China has always preferred to enter into bilateral talks when it comes to discussing ways to resolve this dispute, instead of handling this at the multilateral platform of the ASEAN.
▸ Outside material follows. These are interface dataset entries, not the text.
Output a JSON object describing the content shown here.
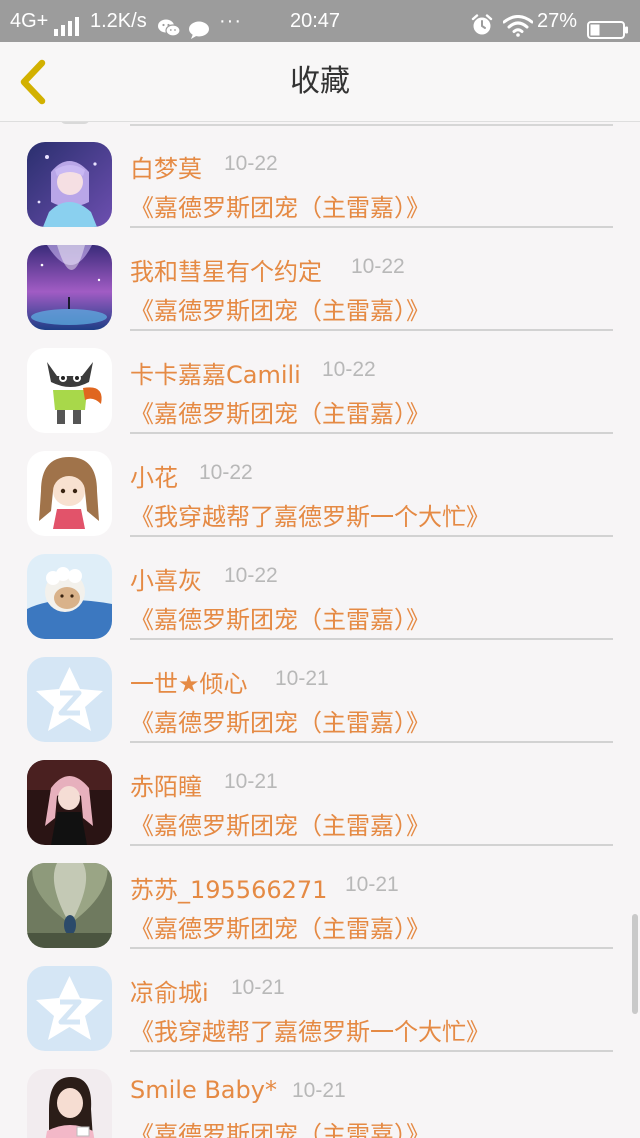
{
  "status_bar": {
    "network": "4G+",
    "speed": "1.2K/s",
    "more": "···",
    "time": "20:47",
    "battery_percent": "27%",
    "icons": [
      "signal-icon",
      "wechat-icon",
      "chat-bubble-icon",
      "alarm-icon",
      "wifi-icon",
      "battery-icon"
    ]
  },
  "header": {
    "title": "收藏",
    "back_icon": "chevron-left-icon"
  },
  "colors": {
    "accent": "#e58a44",
    "date": "#b8b8b8",
    "status_bar_bg": "#9c9c9c",
    "back_icon": "#d2b100"
  },
  "favorites": [
    {
      "name": "白梦莫",
      "date": "10-22",
      "book": "《嘉德罗斯团宠（主雷嘉）》",
      "avatar": "anime-girl-avatar"
    },
    {
      "name": "我和彗星有个约定",
      "date": "10-22",
      "book": "《嘉德罗斯团宠（主雷嘉）》",
      "avatar": "galaxy-avatar"
    },
    {
      "name": "卡卡嘉嘉Camili",
      "date": "10-22",
      "book": "《嘉德罗斯团宠（主雷嘉）》",
      "avatar": "cartoon-fox-avatar"
    },
    {
      "name": "小花",
      "date": "10-22",
      "book": "《我穿越帮了嘉德罗斯一个大忙》",
      "avatar": "chibi-girl-avatar"
    },
    {
      "name": "小喜灰",
      "date": "10-22",
      "book": "《嘉德罗斯团宠（主雷嘉）》",
      "avatar": "sheep-avatar"
    },
    {
      "name": "一世★倾心",
      "date": "10-21",
      "book": "《嘉德罗斯团宠（主雷嘉）》",
      "avatar": "default-qzone-avatar"
    },
    {
      "name": "赤陌瞳",
      "date": "10-21",
      "book": "《嘉德罗斯团宠（主雷嘉）》",
      "avatar": "dark-girl-avatar"
    },
    {
      "name": "苏苏_195566271",
      "date": "10-21",
      "book": "《嘉德罗斯团宠（主雷嘉）》",
      "avatar": "peacock-avatar"
    },
    {
      "name": "凉俞城i",
      "date": "10-21",
      "book": "《我穿越帮了嘉德罗斯一个大忙》",
      "avatar": "default-qzone-avatar"
    },
    {
      "name": "Smile Baby*",
      "date": "10-21",
      "book": "《嘉德罗斯团宠（主雷嘉）》",
      "avatar": "photo-girl-avatar"
    }
  ]
}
Indonesia has always played the role of the ‘primus inter pares’ or the ‘first among equals’ in the ASEAN and one of the ways to reinforce this role has been to convene many meetings to bring the member countries together. During its tenure as the chair of the ASEAN in 2023, Indonesia tried to convene many meetings and initiatives, which further solidifies this norm within the ASEAN. The ASEX also needs to be seen in this context. Indonesia, besides hosting this joint naval exercise, also hosted the first ever ASEAN Indo-Pacific Forum, released the ASEAN Maritime Outlook, and released a framework on Blue Economy. The goal for hosting this exercise appears to be two-pronged. The first goal was to put across the message to the global community that the unity within the ASEAN is still intact despite having differences of opinion on issues like Myanmar and the South China Sea. The second goal was, as some scholars have . It was not, in any way, meant to send a ‘signal or a strong message to China’. This exercise was a non-combatant one. Bt for this exercise to emerge as a significant one, scholars have rightly pointed out that there is a need to make this an annual endeavour and to institutionalise it so that this does not end up being a one-time event, and so that in the future, it can really “expand to full war drills involving the army, navy and air force” as expressed by the Indonesian military chief.